Each year, Social Security takes in more money in payroll taxes than it needs to meet the current obligations of the system. The leftover surplus is then "invested" in the so-called "trust fund." This mode of investment, however, is a dubious one. The surplus is used to purchase a certain type of government bond. Like all bonds, these are debt instruments. Essentially, it means the monies are transferred into general revenues, where they are immediately spent by Congress on wars, farm subsidies, debt service, whatever. The Social Security trust fund contains no actual money, merely IOUs from the government, promising that someday they'll pay back the money they've already spent.
I would like to think the problem with this should be obvious. The fund we're led to believe safeguards our payroll taxes and will pay our benefits when we retire is nothing more than a pile of debt.
Some of the president's opponents, Josh Marshall being a notable example, have had some grand fun mischaracterizing our position as "government bonds are worthless pieces of paper." As is often the case, Marshall completely misses the point. Government bonds can be a sound investment vehicle for you, me, Josh Marshall or the government of China. For the government to purchase treasury bonds as an "investment," however, makes no sense.
If you write me an IOU, that piece of paper has value to me. If you write one to yourself, however, you've accomplished nothing. When the time comes for Social Security to redeem these bonds, how will they be paid for? There are three options:
- cut government services
- raise taxes
- borrow more money
or some combination of the three. In other words, the vaunted "trust fund" is nothing more than a promise that the government will someday pay Social Security back with money that it doesn't have.
This is more than merely dumb; it's dishonest. Referring to an enormous unfunded mandate as a "trust fund" is disingenuous in the extreme. It encourages us to believe it's an asset when it's really an obligation. It also masks the true size of the federal budget deficit, by moving the Social Security surplus into general revenues, where it doesn't belong.
Think of it as a corporation that raided its pension fund until there was nothing left in it, and then said, "Don't worry. We'll pay that money back out of our revenue stream when the time comes." The difference is that in the corporate world, people would go to jail for that type of shenanigans.
This is exactly why Al Gore wanted a Social Security "lockbox." The lockbox is merely an annoying metaphor for actually saving the Social Security surpluses instead of spending them. He knew that the surpluses were being spent as fast as they came in, and he recognized that this practice was unwise for the future of the program.

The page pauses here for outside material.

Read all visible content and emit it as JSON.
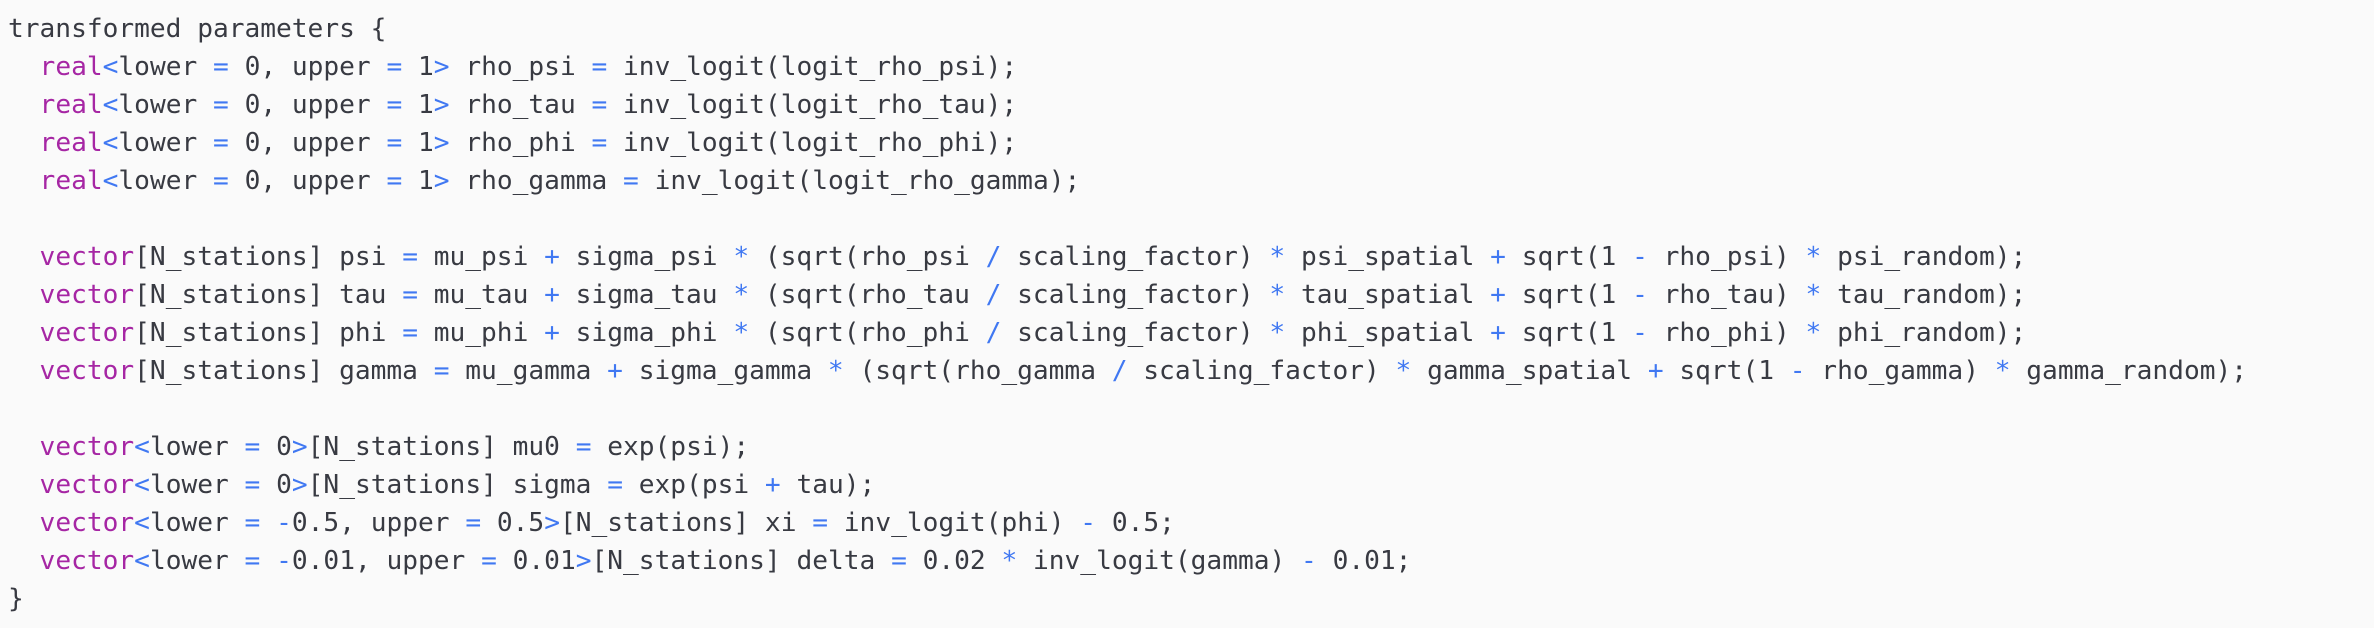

It's hard to argue with that in principle, but in practice, the lockbox raises some interesting questions. Where would we invest the funds? If we were to choose government securities, we'd be right back in the same mess we're in now. If we were to choose private securities, we'd face some uncomfortable questions about how the government would choose which corporations to own stock in, and whether widespread government ownership of private corporations is a good idea. Moreover, the critics of private accounts would have to explain why it's okay for the government to invest our contributions in the stock market, but it's somehow sinister for us to do so individually.
Despite these details, I think the lockbox idea is sound, but it probably never stood a chance of becoming reality, even if the 2000 elections had worked out differently. It's not very likely that Congress would vote to deprive itself of a revenue stream of borrowed money, particularly when most Congressmen will be long retired when the bills start coming due.
It must be pointed out, however, that the private accounts the president proposes will accomplish much the same thing, albeit on a smaller scale. The money that workers choose to divert to private accounts will be out of reach for the Washington spenders. It will be in a highly distributed "lockbox." Unlike the bogus "trust fund," this is real money that will be safeguarded against the day that it's needed, and it can never be converted into debt.
The president's plan provides for no more than 4% of one's income to be diverted to private accounts, but that 4% would represent a partial return to fiscal sanity, as our payroll taxes will begin to build genuine wealth as opposed to accumulating government debt.
I support private accounts, but they are not a cure-all for everything that ails Social Security. Nonetheless, they can help move us down the road of honest accounting. One way or another, the money we pay into the system should be set aside for our old age, not immediately consumed by a spendthrift government. Private accounts can help.
The transition costs of such a program? That's a subject for the next post. (God, I'm starting to sound like Paul Krugman!)